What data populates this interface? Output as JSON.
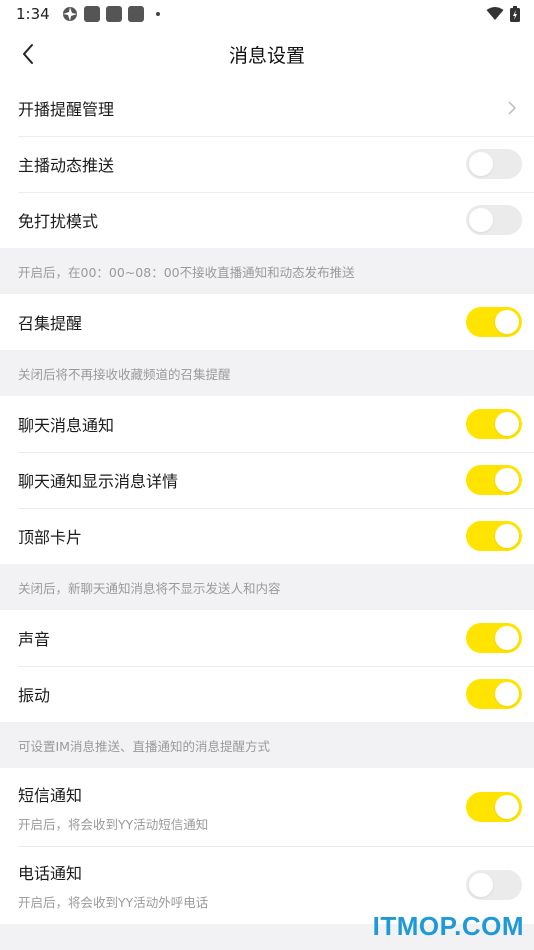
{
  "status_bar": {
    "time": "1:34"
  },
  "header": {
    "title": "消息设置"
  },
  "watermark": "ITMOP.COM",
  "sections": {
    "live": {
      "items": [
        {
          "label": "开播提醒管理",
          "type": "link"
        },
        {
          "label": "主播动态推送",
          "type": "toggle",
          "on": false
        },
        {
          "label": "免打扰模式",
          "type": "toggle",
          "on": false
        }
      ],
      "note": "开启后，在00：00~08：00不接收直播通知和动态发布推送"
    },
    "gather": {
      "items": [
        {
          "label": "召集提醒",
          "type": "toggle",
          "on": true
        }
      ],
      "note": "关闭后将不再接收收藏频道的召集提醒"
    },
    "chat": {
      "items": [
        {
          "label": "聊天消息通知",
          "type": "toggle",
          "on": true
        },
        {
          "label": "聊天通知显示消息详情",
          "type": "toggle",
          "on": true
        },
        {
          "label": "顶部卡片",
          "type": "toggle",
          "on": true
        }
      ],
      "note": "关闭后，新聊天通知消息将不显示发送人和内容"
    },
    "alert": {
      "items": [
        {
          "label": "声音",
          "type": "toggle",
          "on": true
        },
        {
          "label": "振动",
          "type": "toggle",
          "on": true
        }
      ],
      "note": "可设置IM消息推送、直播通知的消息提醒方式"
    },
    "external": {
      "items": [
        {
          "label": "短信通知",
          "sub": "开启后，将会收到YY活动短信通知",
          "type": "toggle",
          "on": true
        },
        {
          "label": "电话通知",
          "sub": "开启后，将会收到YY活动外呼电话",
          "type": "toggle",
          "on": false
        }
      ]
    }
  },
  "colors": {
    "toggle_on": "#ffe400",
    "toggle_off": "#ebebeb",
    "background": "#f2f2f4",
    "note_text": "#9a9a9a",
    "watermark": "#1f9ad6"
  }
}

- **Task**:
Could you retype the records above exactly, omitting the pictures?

- **Exercise result**:
What data populates this interface? Output as JSON.
{
  "status_bar": {
    "time": "1:34"
  },
  "header": {
    "title": "消息设置"
  },
  "watermark": "ITMOP.COM",
  "sections": {
    "live": {
      "items": [
        {
          "label": "开播提醒管理",
          "type": "link"
        },
        {
          "label": "主播动态推送",
          "type": "toggle",
          "on": false
        },
        {
          "label": "免打扰模式",
          "type": "toggle",
          "on": false
        }
      ],
      "note": "开启后，在00：00~08：00不接收直播通知和动态发布推送"
    },
    "gather": {
      "items": [
        {
          "label": "召集提醒",
          "type": "toggle",
          "on": true
        }
      ],
      "note": "关闭后将不再接收收藏频道的召集提醒"
    },
    "chat": {
      "items": [
        {
          "label": "聊天消息通知",
          "type": "toggle",
          "on": true
        },
        {
          "label": "聊天通知显示消息详情",
          "type": "toggle",
          "on": true
        },
        {
          "label": "顶部卡片",
          "type": "toggle",
          "on": true
        }
      ],
      "note": "关闭后，新聊天通知消息将不显示发送人和内容"
    },
    "alert": {
      "items": [
        {
          "label": "声音",
          "type": "toggle",
          "on": true
        },
        {
          "label": "振动",
          "type": "toggle",
          "on": true
        }
      ],
      "note": "可设置IM消息推送、直播通知的消息提醒方式"
    },
    "external": {
      "items": [
        {
          "label": "短信通知",
          "sub": "开启后，将会收到YY活动短信通知",
          "type": "toggle",
          "on": true
        },
        {
          "label": "电话通知",
          "sub": "开启后，将会收到YY活动外呼电话",
          "type": "toggle",
          "on": false
        }
      ]
    }
  },
  "colors": {
    "toggle_on": "#ffe400",
    "toggle_off": "#ebebeb",
    "background": "#f2f2f4",
    "note_text": "#9a9a9a",
    "watermark": "#1f9ad6"
  }
}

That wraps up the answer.